In many institutions of higher education, computing environments are generally characterized by some degree of decentralization, with greater decentralization in large research universities, according to a report by M. Santosus. There are certainly advantages to fulfilling the needs of individual users and groups, to the greatest degree possible, with decentralized computing environments. However, information security is inherently...
a central function. The information security paradigm --you are only as strong as your weakest link -- recognizes that we must be able to measure the effectiveness of information security policies, technologies, and programs at the lowest levels of the organization. In addition, since the university as a whole is the registered legal entity, the institution implicitly assumes all liabilities, including those that might be due to the lack of security in any one departmental unit.
At the University of Rochester, we have learned that successful information security programs depend on mediation by someone who knows the members of the department, is seen by those members as having department-wide responsibility and credible with the communication of best practices. To this end, we are formalizing the role of Information Security Liaisons in the divisions and departments. These individuals will help to evaluate and mitigate security and compliance concerns and risks, while giving Chief Information Security Officers the visibility needed to develop metrics and monitor progress. This distributed approach to information security ensures that each department is aware of and accountable for its role with regard to the communication of information security education and training materials, compliance with policies and standards, and implementation of information security technology solutions.
The University of Rochester's information security program also employs several layers of defense through a combination of policy, technology, and community awareness in collaboration with the units. The university has made significant investments in information security technologies. These technologies span all levels of a defense-in-depth strategy from our perimeter to the individual end points. The distributed computing teams are engaged in defining requirements and designing technology solutions that support their departmental needs. In addition, where possible, the tools selected allow the departments to administer and manage the technology with overall monitoring maintained within the central organization.
Finally, we have institutionalized a University Data Security Committee, which is co-chaired by the Provost and General Counsel. The committee membership consists of the Chief Information Officers, Chief Information Security Officers, Divisional Information Security Liaisons, and representations from audit and other areas with high-risk data. The University Data Security Committee helps to prioritize information security activities based on the results of annual risk assessments, sponsors university-wide information security policies, and monitors overall performance metrics.
With ever-evolving threats to information security, it is essential to properly secure data and minimize risk while still enabling users to educate, collaborate, and innovate in this digital environment. Centrally managed information technology solutions help to make information environments more secure almost by default. However, the rapid transformation of information technology towards highly flexible, consumer-oriented tools increases the opportunity for users to make choices that may put an organization's information at risk of a breach. Much of the success of an information security program depends on the everyday choices that members of the community make when using information technology and accessing information.
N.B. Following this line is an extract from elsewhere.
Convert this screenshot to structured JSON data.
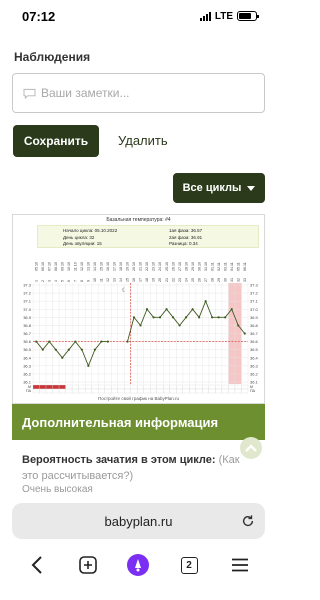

In such a decentralized computing environment, strategies to protect the institution's information assets can only truly succeed with a collaborative strategy between the central information technology teams and decentralized units.
From the development and deployment of an Information Technology Strategic Plan for security and compliance, to measurement of our overall progress in meeting our information security goals, we have strived to include members from across the university community. In a decentralized environment, it is critical that we recognize that one size may not fit all. Understanding the unique needs of the different groups within the university community and leveraging the expertise of the decentralized teams has helped position us to reduce our information security risk and increase our overall compliance posture in a more comprehensive and sustainable way.
|SECURITY 7 AWARDS|
Title: Chief Information Security Officer
Organization: University of Rochester
INFORMATION SECURITY MAGAZINE'S 6TH ANNUAL SECURITY 7 AWARDS
Consumerization of IT and enterprise evolution: Consumer devices in the workplace and the shift to cloud services require new security standards.
An effective information security program requires ongoing monitoring: A successful information security program uses ongoing oversight and monitoring to manage risks.
Online banking security is a balancing act: Online banking security requires providing users with choices in order to minimize risk without becoming intrusive.
Government transformation through technological innovation: The economic crisis gives government entities the opportunity to change for the better.
Maintaining health care privacy and security: In the world of health care, the more we value privacy, the harder we work to protect it.
Implementing an information security strategy in a decentralized environment: Implementing data security in a decentralized organization requires a collaborative approach.
Fighting online fraud requires delicate balance: Countermeasures for thwarting Internet fraudsters must be balanced with customer service.